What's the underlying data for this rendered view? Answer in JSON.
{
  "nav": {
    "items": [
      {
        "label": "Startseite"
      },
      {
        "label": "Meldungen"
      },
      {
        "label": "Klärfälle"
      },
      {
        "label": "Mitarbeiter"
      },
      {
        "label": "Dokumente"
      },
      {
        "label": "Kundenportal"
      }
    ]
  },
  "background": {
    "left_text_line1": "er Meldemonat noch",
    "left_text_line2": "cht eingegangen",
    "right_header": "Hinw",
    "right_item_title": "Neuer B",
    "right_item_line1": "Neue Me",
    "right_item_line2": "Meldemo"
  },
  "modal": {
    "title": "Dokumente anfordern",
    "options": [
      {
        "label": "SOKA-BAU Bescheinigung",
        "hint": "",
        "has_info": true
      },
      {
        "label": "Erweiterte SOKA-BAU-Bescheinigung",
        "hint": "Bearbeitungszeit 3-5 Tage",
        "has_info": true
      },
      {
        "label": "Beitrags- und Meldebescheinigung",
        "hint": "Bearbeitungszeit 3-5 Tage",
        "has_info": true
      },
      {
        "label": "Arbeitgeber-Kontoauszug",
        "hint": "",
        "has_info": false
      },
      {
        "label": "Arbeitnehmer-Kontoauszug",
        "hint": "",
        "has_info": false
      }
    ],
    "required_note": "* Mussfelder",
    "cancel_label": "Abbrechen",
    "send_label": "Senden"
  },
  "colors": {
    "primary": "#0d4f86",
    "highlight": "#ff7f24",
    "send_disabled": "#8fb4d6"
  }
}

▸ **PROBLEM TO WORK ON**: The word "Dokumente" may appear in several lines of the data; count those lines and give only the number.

▸ **YOUR RESPONSE**: 2